Court closures: Labour MSP Jenny Marra criticised Holyrood’s proposal to shut various local courts as part of a £52.3m budget cut. The suggested courts involved include; Cupar, Forfar, Stonehaven and Kirkcaldy’s Justice of the Peace court. She raised concerns that victims, witnesses and the accused may all have to share public transport to further away courts. (Courier page 15)
Aberdeen bypass: Three Scottish judges yesterday threw out an appeal by campaign group RoadSense against the £400m Aberdeen bypass. (Scotsman page 17)
Buses: Bus journeys in Scotland have fallen to their lowest level for more than a decade. Passenger numbers fell by 6 per cent to 438million in 2009/10. However north of the central belt the number fell by a quarter last year and the only area to show any growth was around Edinburgh. (Scotsman page 18, Gavin Booth in the Scotsman).
Fuel Prices: Lib Dem MP Alistair Carmichael is under scrutiny for his 5p per litre rural fuel rebate scheme. It is estimated that those in the Highland pay on average 7p more per litre than the AA’s average petrol price, whilst the Islands fair worst with fuel costing up to 20p more per litre in places. Carmichael’s move has been criticised for not doing enough to make a significant difference to the price discrepancies. The Office of Fair Trading is now investigating claims the recent price rises have been in anticipation of the 5p rebate scheduled. (Record page 8, Courier page 18, Press and Journal page 5)
Rail crash: Network Rail will face an “unlimited” fine after admitting responsibility for the crash in 2007 which killed Scottish passenger, Margaret Masson. The company admitted safety regulation failures resulting in it derailing after hitting a faulty set of points. A guilty plea is expected. (Express page 25, Mail page 19, Press and Journal page 19)

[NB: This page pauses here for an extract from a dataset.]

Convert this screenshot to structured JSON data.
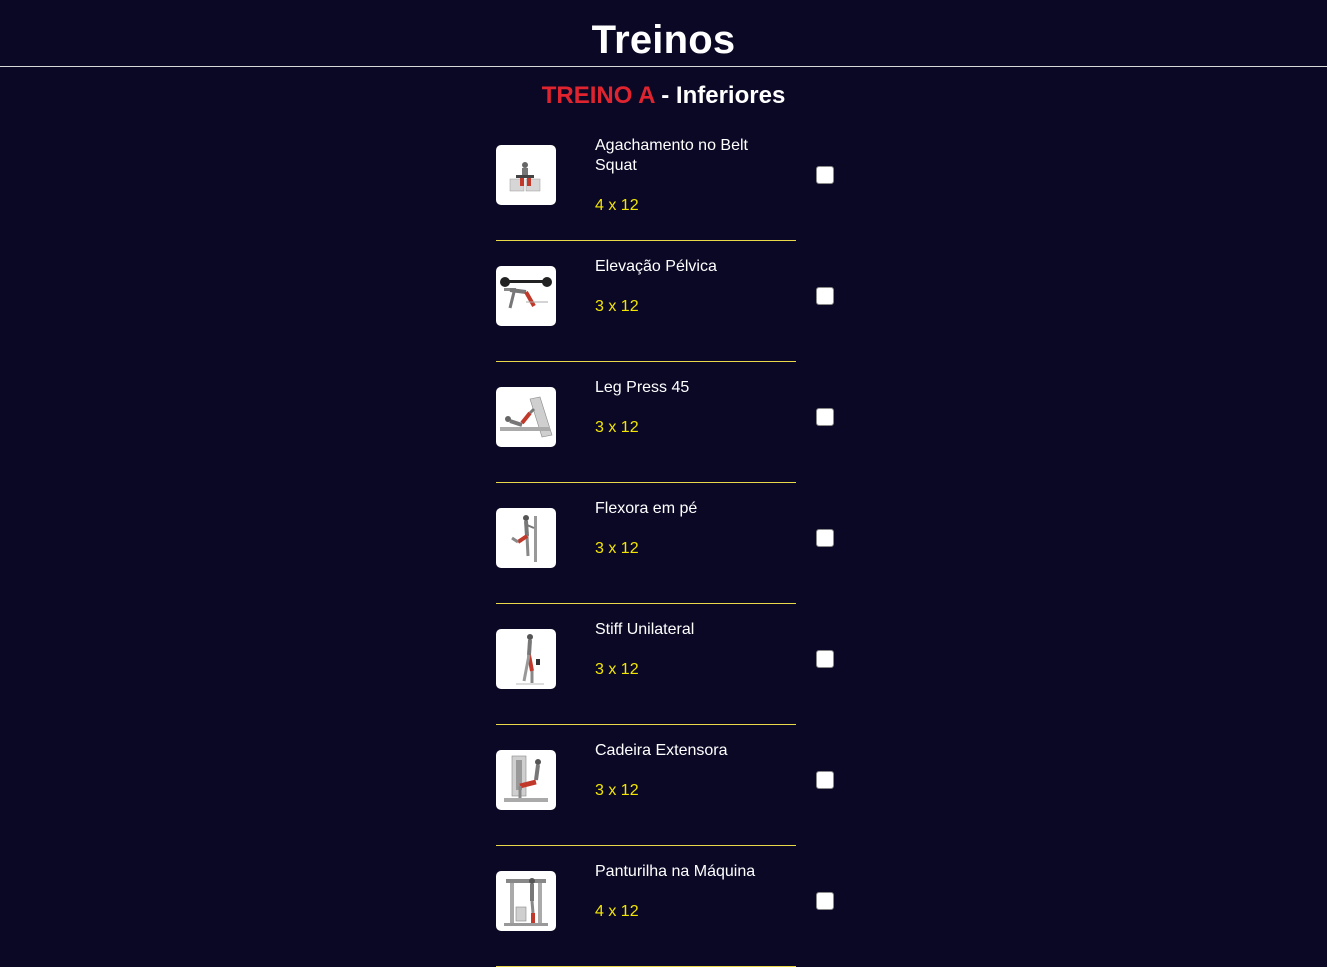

Catholic midwives: Two Catholic midwives have lost their legal battle to be classed as conscientious objectors and avoid any involvement in abortions. Although they did not carry out abortions themselves they had claimed that delegating and supporting staff who were administering abortions was a breach of their human rights. Lady Smith ruled that the two midwives were protected from having direct involvement in the procedures and nothing they did as part of their duties terminated a pregnancy. (Scotsman page 13, Hugh McLachlan in the Scotsman, Sun page 6, Record page 6, Courier page 13, Express page 10, Telegraph page 15)